- Task inputs:

------

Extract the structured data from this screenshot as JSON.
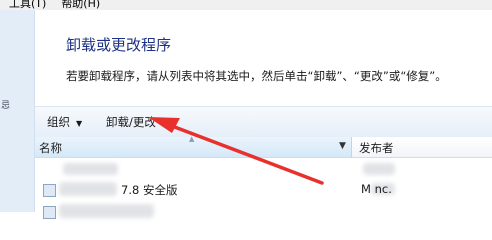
{
  "menubar": {
    "items": [
      "工具(T)",
      "帮助(H)"
    ]
  },
  "nav": {
    "glyph": "忌"
  },
  "page": {
    "title": "卸载或更改程序",
    "description": "若要卸载程序，请从列表中将其选中，然后单击“卸载”、“更改”或“修复”。"
  },
  "toolbar": {
    "organize_label": "组织",
    "organize_arrow": "▼",
    "uninstall_change_label": "卸载/更改"
  },
  "list": {
    "columns": {
      "name": "名称",
      "publisher": "发布者"
    },
    "rows": [
      {
        "name": "",
        "publisher": ""
      },
      {
        "name": "7.8 安全版",
        "publisher": "M    nc."
      },
      {
        "name": "",
        "publisher": ""
      }
    ]
  },
  "colors": {
    "title": "#1e3287",
    "annotation_arrow": "#e8312c",
    "toolbar_bg": "#e6eef8"
  }
}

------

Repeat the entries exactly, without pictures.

- Answer space:
Extract the structured data from this screenshot as JSON.
{
  "menubar": {
    "items": [
      "工具(T)",
      "帮助(H)"
    ]
  },
  "nav": {
    "glyph": "忌"
  },
  "page": {
    "title": "卸载或更改程序",
    "description": "若要卸载程序，请从列表中将其选中，然后单击“卸载”、“更改”或“修复”。"
  },
  "toolbar": {
    "organize_label": "组织",
    "organize_arrow": "▼",
    "uninstall_change_label": "卸载/更改"
  },
  "list": {
    "columns": {
      "name": "名称",
      "publisher": "发布者"
    },
    "rows": [
      {
        "name": "",
        "publisher": ""
      },
      {
        "name": "7.8 安全版",
        "publisher": "M    nc."
      },
      {
        "name": "",
        "publisher": ""
      }
    ]
  },
  "colors": {
    "title": "#1e3287",
    "annotation_arrow": "#e8312c",
    "toolbar_bg": "#e6eef8"
  }
}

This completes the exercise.